Your objective:
Reproduce the records below exactly; no pictures.

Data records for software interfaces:

....

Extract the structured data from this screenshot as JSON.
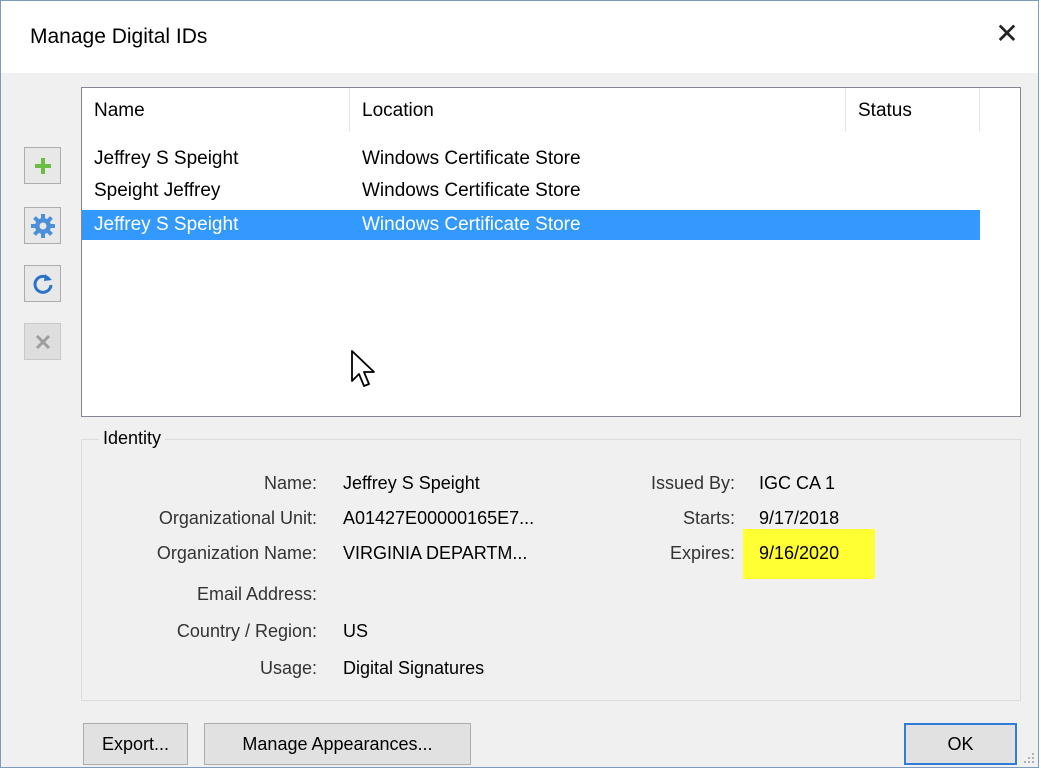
{
  "window": {
    "title": "Manage Digital IDs"
  },
  "toolbar": {
    "icons": [
      "add-icon",
      "gear-icon",
      "refresh-icon",
      "remove-icon"
    ],
    "accent": "#3399ff"
  },
  "list": {
    "columns": [
      "Name",
      "Location",
      "Status"
    ],
    "rows": [
      {
        "name": "Jeffrey S Speight",
        "location": "Windows Certificate Store",
        "status": ""
      },
      {
        "name": "Speight Jeffrey",
        "location": "Windows Certificate Store",
        "status": ""
      },
      {
        "name": "Jeffrey S Speight",
        "location": "Windows Certificate Store",
        "status": "",
        "selected": true
      }
    ]
  },
  "identity": {
    "group_label": "Identity",
    "name_label": "Name:",
    "name": "Jeffrey S Speight",
    "org_unit_label": "Organizational Unit:",
    "org_unit": "A01427E00000165E7...",
    "org_name_label": "Organization Name:",
    "org_name": "VIRGINIA DEPARTM...",
    "email_label": "Email Address:",
    "email": "",
    "country_label": "Country / Region:",
    "country": "US",
    "usage_label": "Usage:",
    "usage": "Digital Signatures",
    "issued_by_label": "Issued By:",
    "issued_by": "IGC CA 1",
    "starts_label": "Starts:",
    "starts": "9/17/2018",
    "expires_label": "Expires:",
    "expires": "9/16/2020",
    "highlight_color": "#ffff33"
  },
  "buttons": {
    "export": "Export...",
    "manage_appearances": "Manage Appearances...",
    "ok": "OK"
  }
}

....

Answer box:
Extract the structured data from this screenshot as JSON.
{
  "window": {
    "title": "Manage Digital IDs"
  },
  "toolbar": {
    "icons": [
      "add-icon",
      "gear-icon",
      "refresh-icon",
      "remove-icon"
    ],
    "accent": "#3399ff"
  },
  "list": {
    "columns": [
      "Name",
      "Location",
      "Status"
    ],
    "rows": [
      {
        "name": "Jeffrey S Speight",
        "location": "Windows Certificate Store",
        "status": ""
      },
      {
        "name": "Speight Jeffrey",
        "location": "Windows Certificate Store",
        "status": ""
      },
      {
        "name": "Jeffrey S Speight",
        "location": "Windows Certificate Store",
        "status": "",
        "selected": true
      }
    ]
  },
  "identity": {
    "group_label": "Identity",
    "name_label": "Name:",
    "name": "Jeffrey S Speight",
    "org_unit_label": "Organizational Unit:",
    "org_unit": "A01427E00000165E7...",
    "org_name_label": "Organization Name:",
    "org_name": "VIRGINIA DEPARTM...",
    "email_label": "Email Address:",
    "email": "",
    "country_label": "Country / Region:",
    "country": "US",
    "usage_label": "Usage:",
    "usage": "Digital Signatures",
    "issued_by_label": "Issued By:",
    "issued_by": "IGC CA 1",
    "starts_label": "Starts:",
    "starts": "9/17/2018",
    "expires_label": "Expires:",
    "expires": "9/16/2020",
    "highlight_color": "#ffff33"
  },
  "buttons": {
    "export": "Export...",
    "manage_appearances": "Manage Appearances...",
    "ok": "OK"
  }
}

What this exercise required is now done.